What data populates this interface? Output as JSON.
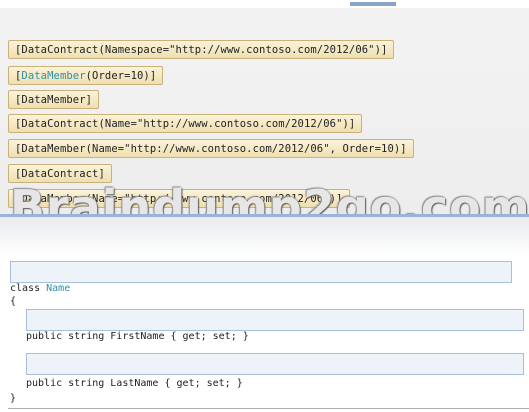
{
  "attribute_tiles": [
    {
      "kind": "plain",
      "text": "[DataContract(Namespace=\"http://www.contoso.com/2012/06\")]"
    },
    {
      "kind": "split",
      "open": "[",
      "keyword": "DataMember",
      "rest": "(Order=10)]"
    },
    {
      "kind": "plain",
      "text": "[DataMember]"
    },
    {
      "kind": "plain",
      "text": "[DataContract(Name=\"http://www.contoso.com/2012/06\")]"
    },
    {
      "kind": "plain",
      "text": "[DataMember(Name=\"http://www.contoso.com/2012/06\", Order=10)]"
    },
    {
      "kind": "plain",
      "text": "[DataContract]"
    },
    {
      "kind": "plain",
      "text": "[DataMember(Name=\"http://www.contoso.com/2012/06\")]"
    }
  ],
  "watermark": "Braindump2go.com",
  "code": {
    "class_keyword": "class",
    "class_name": "Name",
    "open_brace": "{",
    "first_property": "public string FirstName { get; set; }",
    "last_property": "public string LastName { get; set; }",
    "close_brace": "}"
  }
}
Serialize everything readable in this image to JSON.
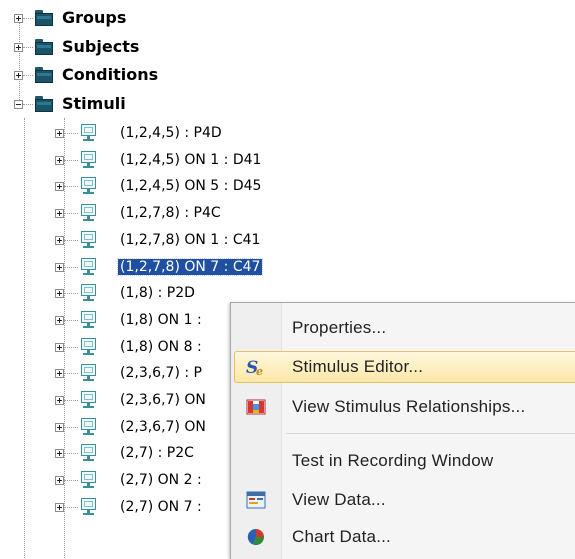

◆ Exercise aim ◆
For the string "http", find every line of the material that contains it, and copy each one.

◆ The completed task ◆
      "text": "[DataContract(Namespace=\"http://www.contoso.com/2012/06\")]"
      "text": "[DataContract(Name=\"http://www.contoso.com/2012/06\")]"
      "text": "[DataMember(Name=\"http://www.contoso.com/2012/06\", Order=10)]"
      "text": "[DataMember(Name=\"http://www.contoso.com/2012/06\")]"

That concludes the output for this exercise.